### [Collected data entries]

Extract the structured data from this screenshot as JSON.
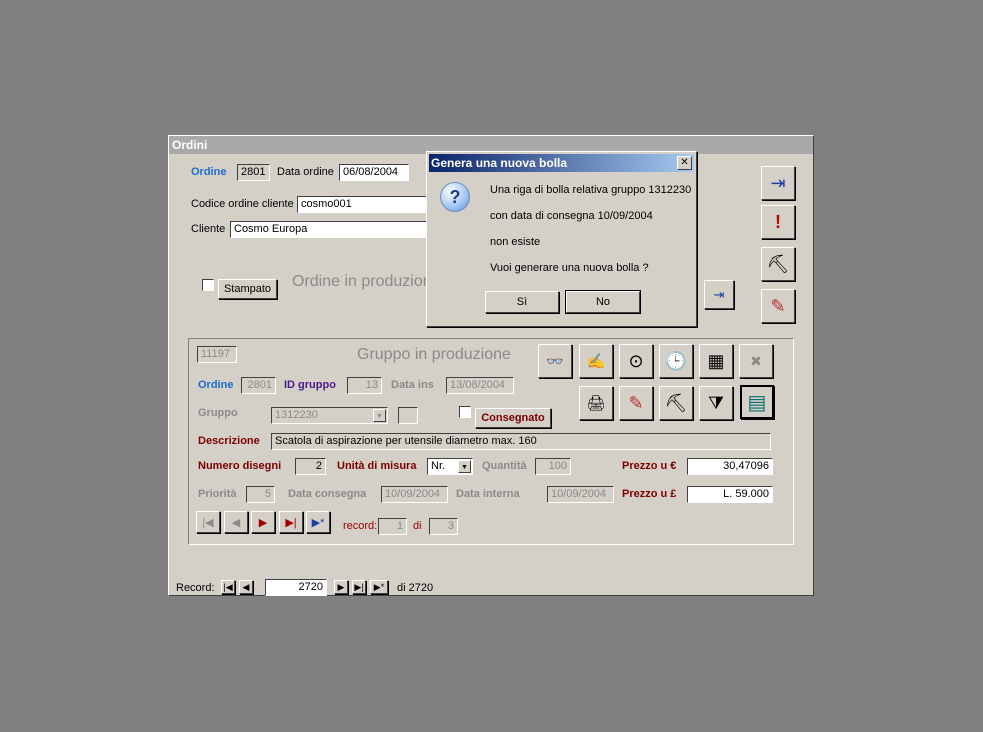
{
  "window": {
    "title": "Ordini"
  },
  "order": {
    "ordine_label": "Ordine",
    "ordine_value": "2801",
    "data_ordine_label": "Data ordine",
    "data_ordine_value": "06/08/2004",
    "codice_label": "Codice ordine cliente",
    "codice_value": "cosmo001",
    "cliente_label": "Cliente",
    "cliente_value": "Cosmo Europa",
    "stampato_label": "Stampato",
    "status_text": "Ordine in produzion"
  },
  "group": {
    "id_value": "11197",
    "title": "Gruppo in produzione",
    "ordine_label": "Ordine",
    "ordine_value": "2801",
    "id_gruppo_label": "ID gruppo",
    "id_gruppo_value": "13",
    "data_ins_label": "Data ins",
    "data_ins_value": "13/08/2004",
    "gruppo_label": "Gruppo",
    "gruppo_value": "1312230",
    "consegnato_label": "Consegnato",
    "descrizione_label": "Descrizione",
    "descrizione_value": "Scatola di aspirazione per utensile diametro max. 160",
    "numero_disegni_label": "Numero disegni",
    "numero_disegni_value": "2",
    "unita_label": "Unità di misura",
    "unita_value": "Nr.",
    "quantita_label": "Quantità",
    "quantita_value": "100",
    "prezzo_eur_label": "Prezzo u €",
    "prezzo_eur_value": "30,47096",
    "priorita_label": "Priorità",
    "priorita_value": "5",
    "data_consegna_label": "Data consegna",
    "data_consegna_value": "10/09/2004",
    "data_interna_label": "Data interna",
    "data_interna_value": "10/09/2004",
    "prezzo_lire_label": "Prezzo u £",
    "prezzo_lire_value": "L. 59.000",
    "record_label": "record:",
    "record_value": "1",
    "di_label": "di",
    "di_value": "3"
  },
  "record_bar": {
    "label": "Record:",
    "value": "2720",
    "total": "di 2720"
  },
  "dialog": {
    "title": "Genera una nuova bolla",
    "line1": "Una riga di bolla relativa gruppo 1312230",
    "line2": "con data di consegna 10/09/2004",
    "line3": "non esiste",
    "line4": "Vuoi generare una nuova bolla  ?",
    "yes_label": "Sì",
    "no_label": "No",
    "close_glyph": "✕",
    "question_glyph": "?"
  },
  "icons": {
    "exit": "⇥",
    "alert": "!",
    "pick": "⛏",
    "pencil": "✎",
    "import": "⇥",
    "glasses": "👓",
    "edit": "✍",
    "clock_small": "⊙",
    "clock": "🕒",
    "calendar": "▦",
    "cancel": "✖",
    "print": "🖨",
    "filter": "⧩",
    "notebook": "▤",
    "first": "|◀",
    "prev": "◀",
    "next": "▶",
    "last": "▶|",
    "new": "▶*",
    "dropdown": "▼"
  },
  "colors": {
    "accent_blue": "#1a6ec9",
    "maroon": "#7b0000",
    "purple": "#4b1a8f"
  }
}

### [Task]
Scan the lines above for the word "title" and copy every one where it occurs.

### [Response]
    "title": "Ordini"
    "title": "Gruppo in produzione",
    "title": "Genera una nuova bolla",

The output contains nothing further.